EXERCISE REQUIREMENTS: For each line of the data below that holds "Category", copy the line.

Segment Start: SOURCE RECORDS

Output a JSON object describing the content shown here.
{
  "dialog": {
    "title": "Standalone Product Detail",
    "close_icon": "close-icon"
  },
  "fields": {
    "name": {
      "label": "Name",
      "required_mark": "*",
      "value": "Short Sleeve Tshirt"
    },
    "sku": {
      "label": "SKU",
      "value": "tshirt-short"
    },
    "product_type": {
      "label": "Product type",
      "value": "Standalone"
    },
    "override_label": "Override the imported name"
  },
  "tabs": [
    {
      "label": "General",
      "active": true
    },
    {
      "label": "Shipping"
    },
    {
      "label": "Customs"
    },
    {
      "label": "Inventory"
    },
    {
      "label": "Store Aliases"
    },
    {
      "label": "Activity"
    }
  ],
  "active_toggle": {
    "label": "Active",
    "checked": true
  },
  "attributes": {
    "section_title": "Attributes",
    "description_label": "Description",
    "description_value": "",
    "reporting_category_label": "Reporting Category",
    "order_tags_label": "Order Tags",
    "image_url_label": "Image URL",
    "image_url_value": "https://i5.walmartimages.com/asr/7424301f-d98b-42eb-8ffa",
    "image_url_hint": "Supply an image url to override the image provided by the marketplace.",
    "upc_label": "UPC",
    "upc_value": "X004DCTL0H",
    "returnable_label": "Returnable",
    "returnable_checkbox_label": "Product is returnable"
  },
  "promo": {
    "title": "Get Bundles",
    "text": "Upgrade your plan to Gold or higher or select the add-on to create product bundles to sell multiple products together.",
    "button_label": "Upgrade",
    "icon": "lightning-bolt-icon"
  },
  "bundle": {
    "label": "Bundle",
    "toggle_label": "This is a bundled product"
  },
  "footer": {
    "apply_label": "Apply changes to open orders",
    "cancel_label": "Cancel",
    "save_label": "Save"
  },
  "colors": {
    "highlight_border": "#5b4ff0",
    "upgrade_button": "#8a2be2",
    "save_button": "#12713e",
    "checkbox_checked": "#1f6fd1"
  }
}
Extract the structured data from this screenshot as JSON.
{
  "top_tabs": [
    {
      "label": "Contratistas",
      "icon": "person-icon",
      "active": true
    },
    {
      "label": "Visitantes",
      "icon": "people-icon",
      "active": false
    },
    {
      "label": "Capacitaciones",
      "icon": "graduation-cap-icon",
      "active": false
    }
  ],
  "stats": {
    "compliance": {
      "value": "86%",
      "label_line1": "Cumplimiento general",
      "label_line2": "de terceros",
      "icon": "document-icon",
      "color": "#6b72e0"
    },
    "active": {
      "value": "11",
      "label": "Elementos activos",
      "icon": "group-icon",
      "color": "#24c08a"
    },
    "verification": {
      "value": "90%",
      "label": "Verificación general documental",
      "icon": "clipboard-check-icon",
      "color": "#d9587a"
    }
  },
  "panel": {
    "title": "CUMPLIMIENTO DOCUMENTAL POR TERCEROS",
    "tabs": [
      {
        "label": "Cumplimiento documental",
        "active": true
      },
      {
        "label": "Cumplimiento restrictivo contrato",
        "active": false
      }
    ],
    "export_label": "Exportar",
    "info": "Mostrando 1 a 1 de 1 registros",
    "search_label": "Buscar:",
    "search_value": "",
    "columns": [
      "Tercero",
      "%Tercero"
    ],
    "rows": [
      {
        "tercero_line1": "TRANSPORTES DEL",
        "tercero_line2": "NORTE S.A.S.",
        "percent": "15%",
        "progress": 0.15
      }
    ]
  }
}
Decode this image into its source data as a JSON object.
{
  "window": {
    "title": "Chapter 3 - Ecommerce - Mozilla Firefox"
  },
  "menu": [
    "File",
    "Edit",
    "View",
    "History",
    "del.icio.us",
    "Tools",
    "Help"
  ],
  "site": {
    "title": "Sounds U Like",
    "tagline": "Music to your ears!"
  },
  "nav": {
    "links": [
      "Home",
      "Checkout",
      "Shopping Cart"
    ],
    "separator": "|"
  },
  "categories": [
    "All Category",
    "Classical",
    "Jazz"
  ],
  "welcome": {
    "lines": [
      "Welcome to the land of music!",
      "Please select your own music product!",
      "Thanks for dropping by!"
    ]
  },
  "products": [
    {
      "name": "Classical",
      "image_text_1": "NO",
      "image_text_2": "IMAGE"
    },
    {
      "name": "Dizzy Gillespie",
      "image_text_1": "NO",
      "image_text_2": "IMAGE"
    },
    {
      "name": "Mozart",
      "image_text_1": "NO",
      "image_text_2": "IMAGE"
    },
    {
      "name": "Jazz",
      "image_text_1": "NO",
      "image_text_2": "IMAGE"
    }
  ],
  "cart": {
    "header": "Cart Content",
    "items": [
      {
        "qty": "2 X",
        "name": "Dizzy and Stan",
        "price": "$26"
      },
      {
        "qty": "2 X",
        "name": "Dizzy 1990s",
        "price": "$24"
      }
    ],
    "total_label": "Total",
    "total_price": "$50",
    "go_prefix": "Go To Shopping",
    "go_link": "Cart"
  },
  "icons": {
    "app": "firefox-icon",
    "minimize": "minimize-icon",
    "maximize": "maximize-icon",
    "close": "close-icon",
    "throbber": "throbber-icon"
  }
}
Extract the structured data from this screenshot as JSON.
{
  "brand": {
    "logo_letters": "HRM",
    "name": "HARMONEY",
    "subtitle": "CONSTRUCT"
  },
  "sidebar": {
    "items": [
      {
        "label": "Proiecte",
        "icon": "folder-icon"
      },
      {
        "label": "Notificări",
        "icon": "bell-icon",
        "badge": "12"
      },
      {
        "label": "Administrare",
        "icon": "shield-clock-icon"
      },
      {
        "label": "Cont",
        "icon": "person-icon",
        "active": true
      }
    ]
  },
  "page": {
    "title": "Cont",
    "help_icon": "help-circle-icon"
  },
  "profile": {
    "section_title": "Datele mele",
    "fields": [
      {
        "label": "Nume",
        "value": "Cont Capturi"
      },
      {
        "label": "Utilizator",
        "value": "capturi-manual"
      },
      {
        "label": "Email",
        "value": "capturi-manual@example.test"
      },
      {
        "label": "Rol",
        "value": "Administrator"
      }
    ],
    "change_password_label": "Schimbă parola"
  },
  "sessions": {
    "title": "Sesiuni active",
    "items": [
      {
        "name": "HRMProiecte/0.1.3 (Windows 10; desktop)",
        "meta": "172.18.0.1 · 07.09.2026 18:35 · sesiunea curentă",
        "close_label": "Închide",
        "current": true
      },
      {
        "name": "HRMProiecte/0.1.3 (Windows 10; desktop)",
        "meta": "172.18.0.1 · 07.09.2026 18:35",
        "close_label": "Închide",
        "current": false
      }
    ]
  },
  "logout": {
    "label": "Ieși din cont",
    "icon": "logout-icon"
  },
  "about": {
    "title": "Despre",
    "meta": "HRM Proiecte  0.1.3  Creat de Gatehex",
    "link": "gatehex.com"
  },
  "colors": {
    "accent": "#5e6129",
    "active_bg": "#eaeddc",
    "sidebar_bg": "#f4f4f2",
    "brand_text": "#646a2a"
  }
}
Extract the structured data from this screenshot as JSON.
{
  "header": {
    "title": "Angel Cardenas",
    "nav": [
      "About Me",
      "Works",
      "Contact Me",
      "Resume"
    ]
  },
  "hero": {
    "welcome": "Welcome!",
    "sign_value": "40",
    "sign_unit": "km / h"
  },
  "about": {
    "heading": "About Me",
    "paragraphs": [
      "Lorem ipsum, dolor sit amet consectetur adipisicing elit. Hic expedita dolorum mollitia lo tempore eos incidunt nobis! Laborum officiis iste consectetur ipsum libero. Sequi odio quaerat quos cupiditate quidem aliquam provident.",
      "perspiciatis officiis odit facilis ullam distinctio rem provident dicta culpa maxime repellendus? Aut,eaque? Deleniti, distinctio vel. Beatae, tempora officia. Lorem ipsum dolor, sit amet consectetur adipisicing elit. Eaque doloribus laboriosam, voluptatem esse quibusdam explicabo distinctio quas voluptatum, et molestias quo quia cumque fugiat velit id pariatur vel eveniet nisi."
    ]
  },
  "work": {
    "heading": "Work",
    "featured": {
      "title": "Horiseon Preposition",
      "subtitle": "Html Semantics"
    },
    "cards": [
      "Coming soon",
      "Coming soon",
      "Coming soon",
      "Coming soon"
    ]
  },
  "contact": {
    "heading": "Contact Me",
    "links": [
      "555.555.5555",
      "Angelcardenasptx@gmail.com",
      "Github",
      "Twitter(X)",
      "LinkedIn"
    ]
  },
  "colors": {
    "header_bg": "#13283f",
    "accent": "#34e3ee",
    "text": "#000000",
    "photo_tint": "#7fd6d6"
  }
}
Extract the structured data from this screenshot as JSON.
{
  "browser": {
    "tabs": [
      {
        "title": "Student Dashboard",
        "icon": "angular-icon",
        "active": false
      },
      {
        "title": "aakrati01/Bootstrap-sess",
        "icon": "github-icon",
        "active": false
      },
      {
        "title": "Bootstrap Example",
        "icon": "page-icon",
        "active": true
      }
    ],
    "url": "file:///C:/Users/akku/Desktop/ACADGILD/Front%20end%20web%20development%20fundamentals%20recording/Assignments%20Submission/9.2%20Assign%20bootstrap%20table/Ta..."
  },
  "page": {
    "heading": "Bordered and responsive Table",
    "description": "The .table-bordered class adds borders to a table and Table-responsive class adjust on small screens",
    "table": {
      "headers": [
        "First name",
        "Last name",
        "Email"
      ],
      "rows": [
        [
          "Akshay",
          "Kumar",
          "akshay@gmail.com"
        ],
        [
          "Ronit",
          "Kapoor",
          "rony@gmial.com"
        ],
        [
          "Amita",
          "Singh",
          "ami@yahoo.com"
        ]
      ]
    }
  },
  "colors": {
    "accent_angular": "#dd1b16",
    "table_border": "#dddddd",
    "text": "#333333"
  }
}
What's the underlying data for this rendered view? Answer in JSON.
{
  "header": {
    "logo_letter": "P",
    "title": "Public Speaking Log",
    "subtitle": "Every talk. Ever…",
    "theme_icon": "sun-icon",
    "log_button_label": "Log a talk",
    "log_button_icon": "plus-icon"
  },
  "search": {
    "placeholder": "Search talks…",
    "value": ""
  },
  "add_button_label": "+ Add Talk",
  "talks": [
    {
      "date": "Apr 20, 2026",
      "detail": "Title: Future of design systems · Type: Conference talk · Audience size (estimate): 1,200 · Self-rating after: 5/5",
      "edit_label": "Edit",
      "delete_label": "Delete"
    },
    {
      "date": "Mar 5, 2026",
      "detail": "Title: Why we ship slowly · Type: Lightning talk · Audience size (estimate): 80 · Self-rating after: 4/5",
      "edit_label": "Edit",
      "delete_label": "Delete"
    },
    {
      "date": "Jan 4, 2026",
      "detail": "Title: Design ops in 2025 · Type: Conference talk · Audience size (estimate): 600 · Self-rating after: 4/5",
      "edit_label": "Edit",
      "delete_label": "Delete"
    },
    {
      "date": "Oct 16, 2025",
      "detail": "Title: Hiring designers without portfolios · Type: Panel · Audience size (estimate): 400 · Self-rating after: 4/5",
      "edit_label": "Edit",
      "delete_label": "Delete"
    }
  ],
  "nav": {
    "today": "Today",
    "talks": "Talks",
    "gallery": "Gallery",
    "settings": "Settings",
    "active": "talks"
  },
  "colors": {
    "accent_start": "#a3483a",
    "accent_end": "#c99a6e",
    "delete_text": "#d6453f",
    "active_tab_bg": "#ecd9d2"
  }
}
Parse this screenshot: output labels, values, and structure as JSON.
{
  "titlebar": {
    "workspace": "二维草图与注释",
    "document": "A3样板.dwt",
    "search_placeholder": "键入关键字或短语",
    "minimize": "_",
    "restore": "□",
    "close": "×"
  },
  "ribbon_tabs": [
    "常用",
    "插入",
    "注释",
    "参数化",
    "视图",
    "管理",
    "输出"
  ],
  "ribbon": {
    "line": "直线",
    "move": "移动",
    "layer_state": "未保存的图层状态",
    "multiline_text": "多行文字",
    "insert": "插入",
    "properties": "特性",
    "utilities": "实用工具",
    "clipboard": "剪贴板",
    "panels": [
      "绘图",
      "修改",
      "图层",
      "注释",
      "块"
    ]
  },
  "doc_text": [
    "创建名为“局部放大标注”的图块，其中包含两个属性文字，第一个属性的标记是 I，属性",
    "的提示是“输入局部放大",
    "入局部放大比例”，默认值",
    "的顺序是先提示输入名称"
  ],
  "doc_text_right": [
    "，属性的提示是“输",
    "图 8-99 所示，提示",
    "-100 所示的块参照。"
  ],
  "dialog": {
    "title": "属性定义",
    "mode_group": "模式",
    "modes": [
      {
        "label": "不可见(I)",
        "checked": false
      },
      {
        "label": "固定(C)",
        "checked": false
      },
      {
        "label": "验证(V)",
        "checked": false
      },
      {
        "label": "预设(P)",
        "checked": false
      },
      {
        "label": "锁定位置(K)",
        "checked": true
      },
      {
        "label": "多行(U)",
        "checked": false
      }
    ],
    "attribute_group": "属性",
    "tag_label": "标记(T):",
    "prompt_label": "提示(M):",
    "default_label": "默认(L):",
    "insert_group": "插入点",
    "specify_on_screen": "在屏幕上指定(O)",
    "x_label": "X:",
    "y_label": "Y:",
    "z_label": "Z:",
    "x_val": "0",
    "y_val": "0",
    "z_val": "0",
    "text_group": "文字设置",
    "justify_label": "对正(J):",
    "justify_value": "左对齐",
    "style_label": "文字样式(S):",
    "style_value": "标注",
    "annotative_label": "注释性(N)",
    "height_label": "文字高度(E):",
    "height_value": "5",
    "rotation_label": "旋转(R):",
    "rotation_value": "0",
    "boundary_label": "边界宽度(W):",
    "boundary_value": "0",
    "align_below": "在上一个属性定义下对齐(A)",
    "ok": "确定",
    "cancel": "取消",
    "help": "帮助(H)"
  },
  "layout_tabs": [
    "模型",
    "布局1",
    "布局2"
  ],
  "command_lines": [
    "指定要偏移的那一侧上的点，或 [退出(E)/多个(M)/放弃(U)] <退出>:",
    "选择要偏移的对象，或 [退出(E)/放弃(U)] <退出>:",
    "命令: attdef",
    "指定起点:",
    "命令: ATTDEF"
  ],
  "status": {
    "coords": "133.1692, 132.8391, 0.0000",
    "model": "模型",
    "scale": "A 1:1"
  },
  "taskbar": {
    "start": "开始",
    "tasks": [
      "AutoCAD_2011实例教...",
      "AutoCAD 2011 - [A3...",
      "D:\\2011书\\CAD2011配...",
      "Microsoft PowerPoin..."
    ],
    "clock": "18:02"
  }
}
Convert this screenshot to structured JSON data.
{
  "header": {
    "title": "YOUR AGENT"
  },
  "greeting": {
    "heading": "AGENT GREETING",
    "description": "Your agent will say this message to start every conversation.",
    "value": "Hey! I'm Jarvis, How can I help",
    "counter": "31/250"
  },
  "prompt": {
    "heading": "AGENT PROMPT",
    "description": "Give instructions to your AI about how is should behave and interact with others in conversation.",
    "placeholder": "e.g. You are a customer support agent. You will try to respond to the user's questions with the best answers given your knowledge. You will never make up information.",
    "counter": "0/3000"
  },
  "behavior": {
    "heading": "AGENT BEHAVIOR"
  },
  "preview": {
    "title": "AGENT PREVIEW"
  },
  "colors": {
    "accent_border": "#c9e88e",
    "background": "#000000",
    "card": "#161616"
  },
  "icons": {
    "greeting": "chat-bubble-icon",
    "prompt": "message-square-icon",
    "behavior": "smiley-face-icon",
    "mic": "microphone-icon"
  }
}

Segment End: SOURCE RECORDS

WRITTEN REPLY:
    "reporting_category_label": "Reporting Category",
    "All Category",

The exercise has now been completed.